The point: Sure, you can build everything from scratch…but chances are, someone has already created parts or all of the solution that you need. Using a tool or a framework lets you capitalize on solutions that already exist–and greatly reduce development time.
5. Know your strengths
“You can’t do everything yourself,” says Jonathan Moore, Principal at Trifecta. “Stick to your strengths and find ways to delegate the other tasks.”
That’s not to say you shouldn’t be constantly learning and teaching yourself new skills. But, if you’re working on a development project, you must understand your strengths/weaknesses. Sure, you could probably figure out how to solve a problem that you’re unfamiliar with, but is there someone on your team who could do it in half the time?
6. Release early
“Release early with a minimal feature set,” says Mark Rushworth, Head of Search at Blue Logic Web. “Scope creep will stop your app being built and annoy your clients even tho’ they’re the ones causing the creep.”
Seth Godin sums it nicely when he says, “Perfect is the enemy of good.” If you spend all of your time adding features or perfecting your application, it will never ship. Release the application with the basic features first, and add to it along the way.
7. Focus on simplicity
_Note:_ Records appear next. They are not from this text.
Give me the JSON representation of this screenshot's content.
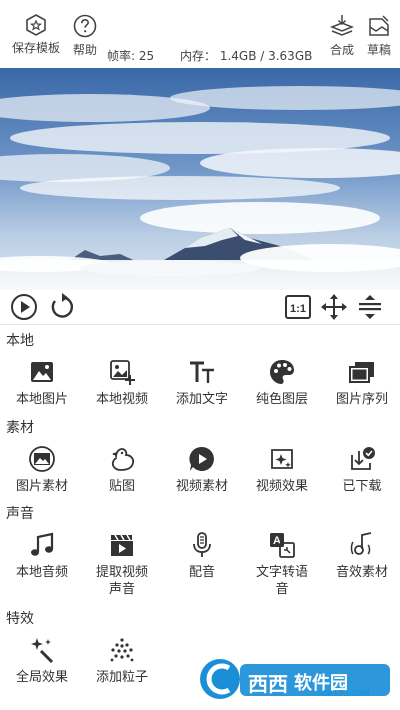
{
  "topbar": {
    "save_template": "保存模板",
    "help": "帮助",
    "fps": "帧率: 25",
    "memory": "内存： 1.4GB / 3.63GB",
    "compose": "合成",
    "draft": "草稿"
  },
  "sections": [
    {
      "title": "本地",
      "items": [
        "本地图片",
        "本地视频",
        "添加文字",
        "纯色图层",
        "图片序列"
      ]
    },
    {
      "title": "素材",
      "items": [
        "图片素材",
        "贴图",
        "视频素材",
        "视频效果",
        "已下载"
      ]
    },
    {
      "title": "声音",
      "items": [
        "本地音频",
        "提取视频声音",
        "配音",
        "文字转语音",
        "音效素材"
      ]
    },
    {
      "title": "特效",
      "items": [
        "全局效果",
        "添加粒子"
      ]
    }
  ],
  "watermark": {
    "brand": "西西",
    "suffix": "软件园",
    "url": "CR173.COM"
  },
  "colors": {
    "accent": "#333333",
    "sky": "#3f6fb0",
    "watermark": "#1a8fd8"
  }
}
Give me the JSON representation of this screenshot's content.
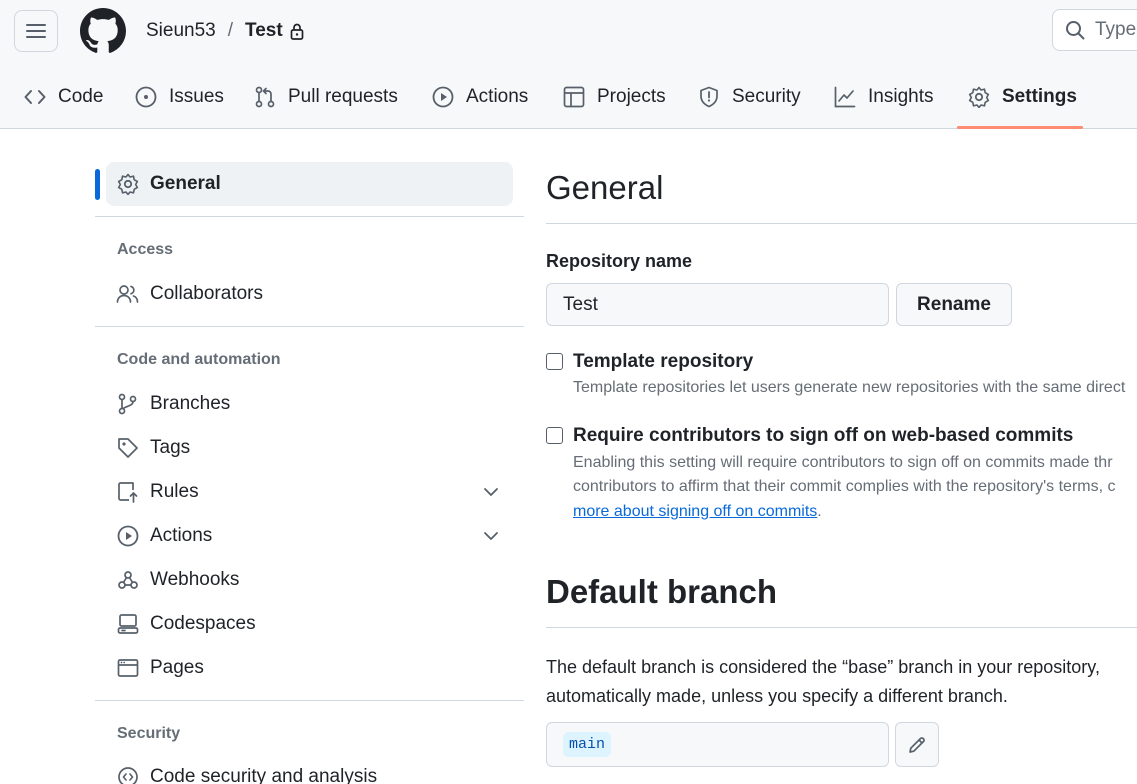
{
  "header": {
    "owner": "Sieun53",
    "separator": "/",
    "repo": "Test",
    "search_placeholder": "Type"
  },
  "tabs": [
    {
      "label": "Code",
      "icon": "code-icon"
    },
    {
      "label": "Issues",
      "icon": "issue-opened-icon"
    },
    {
      "label": "Pull requests",
      "icon": "git-pull-request-icon"
    },
    {
      "label": "Actions",
      "icon": "play-icon"
    },
    {
      "label": "Projects",
      "icon": "table-icon"
    },
    {
      "label": "Security",
      "icon": "shield-icon"
    },
    {
      "label": "Insights",
      "icon": "graph-icon"
    },
    {
      "label": "Settings",
      "icon": "gear-icon",
      "selected": true
    }
  ],
  "sidebar": {
    "general": "General",
    "groups": {
      "access": "Access",
      "code_automation": "Code and automation",
      "security": "Security"
    },
    "items": {
      "collaborators": "Collaborators",
      "branches": "Branches",
      "tags": "Tags",
      "rules": "Rules",
      "actions": "Actions",
      "webhooks": "Webhooks",
      "codespaces": "Codespaces",
      "pages": "Pages",
      "code_security": "Code security and analysis"
    }
  },
  "main": {
    "title": "General",
    "repo_name_label": "Repository name",
    "repo_name_value": "Test",
    "rename_label": "Rename",
    "template": {
      "title": "Template repository",
      "desc": "Template repositories let users generate new repositories with the same direct"
    },
    "signoff": {
      "title": "Require contributors to sign off on web-based commits",
      "desc1": "Enabling this setting will require contributors to sign off on commits made thr",
      "desc2": "contributors to affirm that their commit complies with the repository's terms, c",
      "link": "more about signing off on commits",
      "after_link": "."
    },
    "default_branch": {
      "title": "Default branch",
      "line1": "The default branch is considered the “base” branch in your repository,",
      "line2": "automatically made, unless you specify a different branch.",
      "branch": "main"
    }
  },
  "colors": {
    "accent": "#0969da",
    "tab_underline": "#fd8c73",
    "border": "#d0d7de",
    "muted_text": "#656d76"
  }
}
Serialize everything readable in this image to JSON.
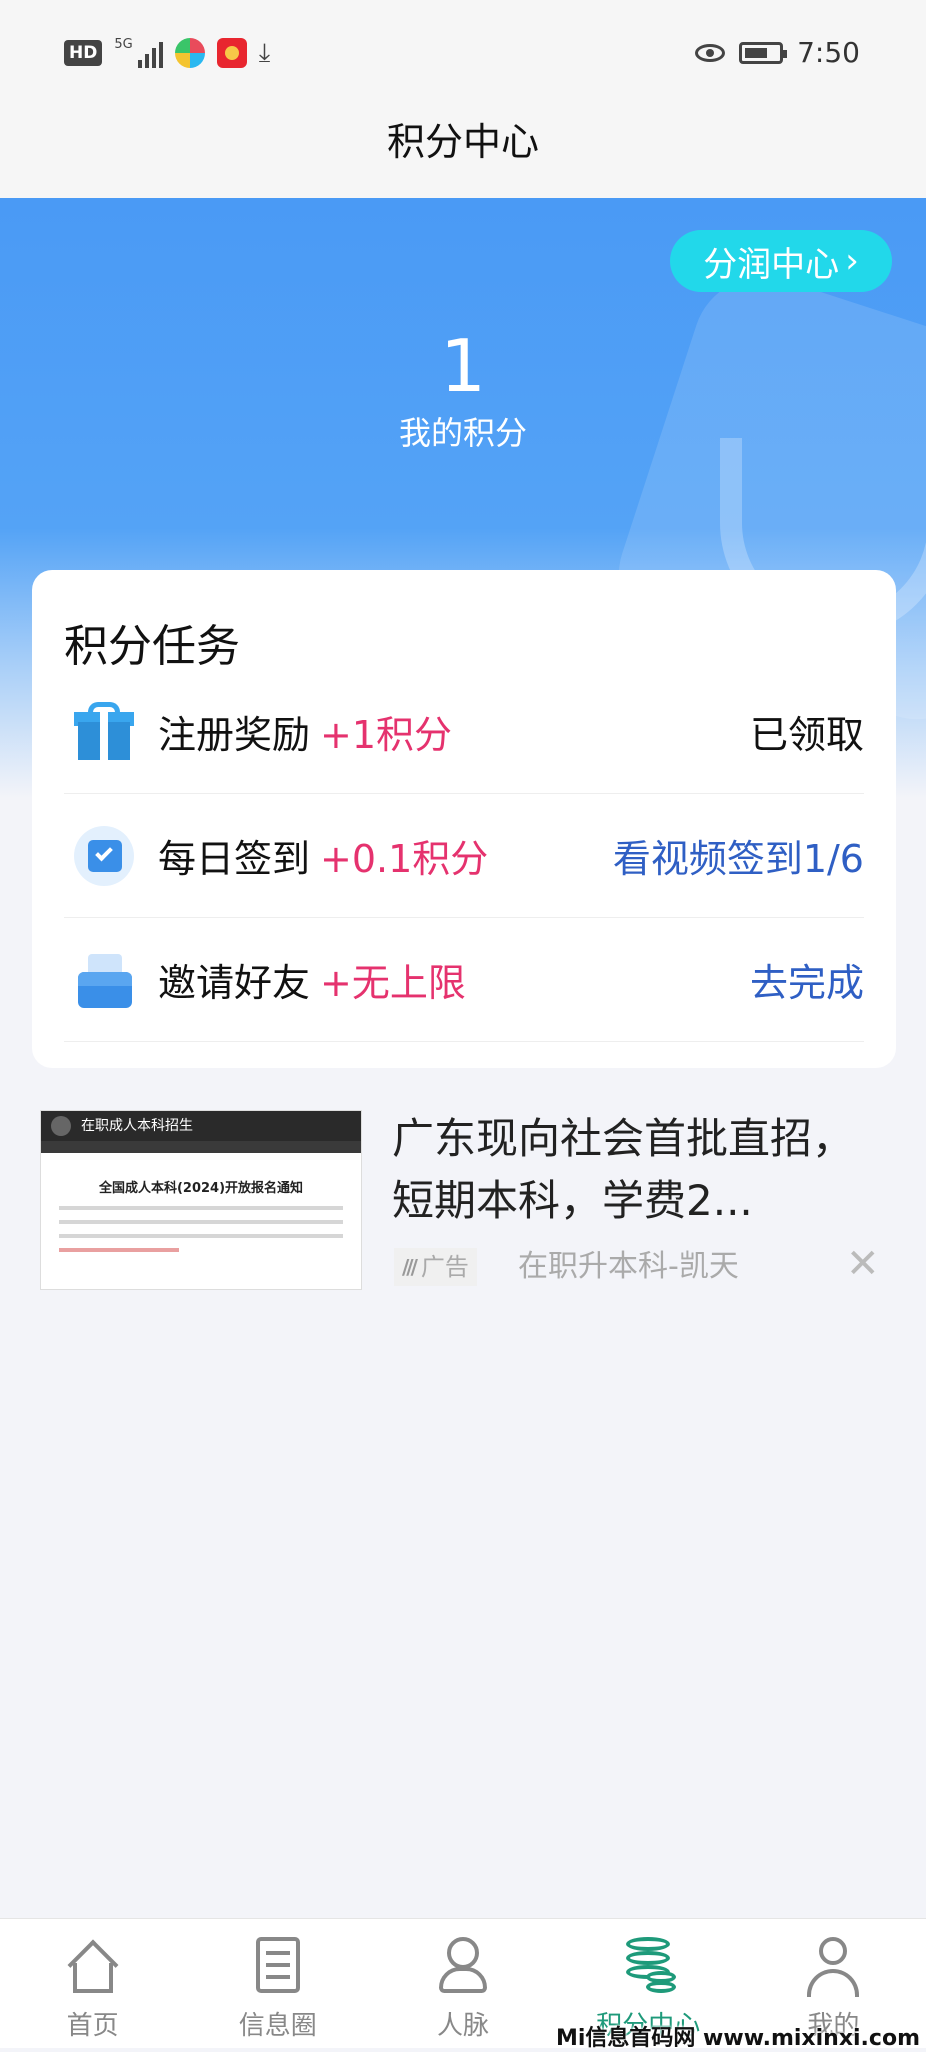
{
  "status_bar": {
    "hd": "HD",
    "signal": "5G",
    "time": "7:50"
  },
  "header": {
    "title": "积分中心"
  },
  "hero": {
    "share_center_label": "分润中心",
    "share_center_chevron": "›",
    "points_value": "1",
    "points_label": "我的积分"
  },
  "tasks": {
    "title": "积分任务",
    "items": [
      {
        "icon": "gift-icon",
        "name": "注册奖励",
        "reward": "+1积分",
        "action": "已领取",
        "action_style": "done"
      },
      {
        "icon": "calendar-check-icon",
        "name": "每日签到",
        "reward": "+0.1积分",
        "action": "看视频签到1/6",
        "action_style": "link"
      },
      {
        "icon": "invite-envelope-icon",
        "name": "邀请好友",
        "reward": "+无上限",
        "action": "去完成",
        "action_style": "link"
      }
    ]
  },
  "ad": {
    "thumb_header": "在职成人本科招生",
    "thumb_headline": "全国成人本科(2024)开放报名通知",
    "title": "广东现向社会首批直招，短期本科，学费2...",
    "badge": "广告",
    "source": "在职升本科-凯天",
    "close": "✕"
  },
  "tabs": [
    {
      "label": "首页",
      "icon": "home-icon",
      "active": false
    },
    {
      "label": "信息圈",
      "icon": "list-icon",
      "active": false
    },
    {
      "label": "人脉",
      "icon": "people-icon",
      "active": false
    },
    {
      "label": "积分中心",
      "icon": "coins-icon",
      "active": true
    },
    {
      "label": "我的",
      "icon": "user-icon",
      "active": false
    }
  ],
  "watermark": "Mi信息首码网 www.mixinxi.com",
  "colors": {
    "hero_blue": "#4a9af5",
    "share_button": "#22d8ea",
    "reward_pink": "#e5326e",
    "action_blue": "#2f5fc4",
    "tab_active": "#1e9a7a"
  }
}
“The biggest thing I wish I knew when I started developing web apps was the importance of the little, time-saving conveniences for users,” says Alex Zorach, Founder and Editor of RateTea.com. “The biggest example was that when I made the site use persistent logins, rather than requiring users to log in each time, the number of reviews posted more than tripled! I suspected this change would be good for the site, but I never realized how big an impact it was…it was a tiny change that I had put off for too long and I wish I had done it from the start.”
It’s a simple rule: Make your user’s lives as simple as possible. Oftentimes, it’s the little things that make all the difference. Sure, implementing features like persistent logins or single sign-on may seem like small, unimportant details, but they make the application simpler for the user. As you know–the simpler the application, the more likely users will actually use it.
So, what do you think? Would you add anything to the list? If so, I’d love to hear it in the comments.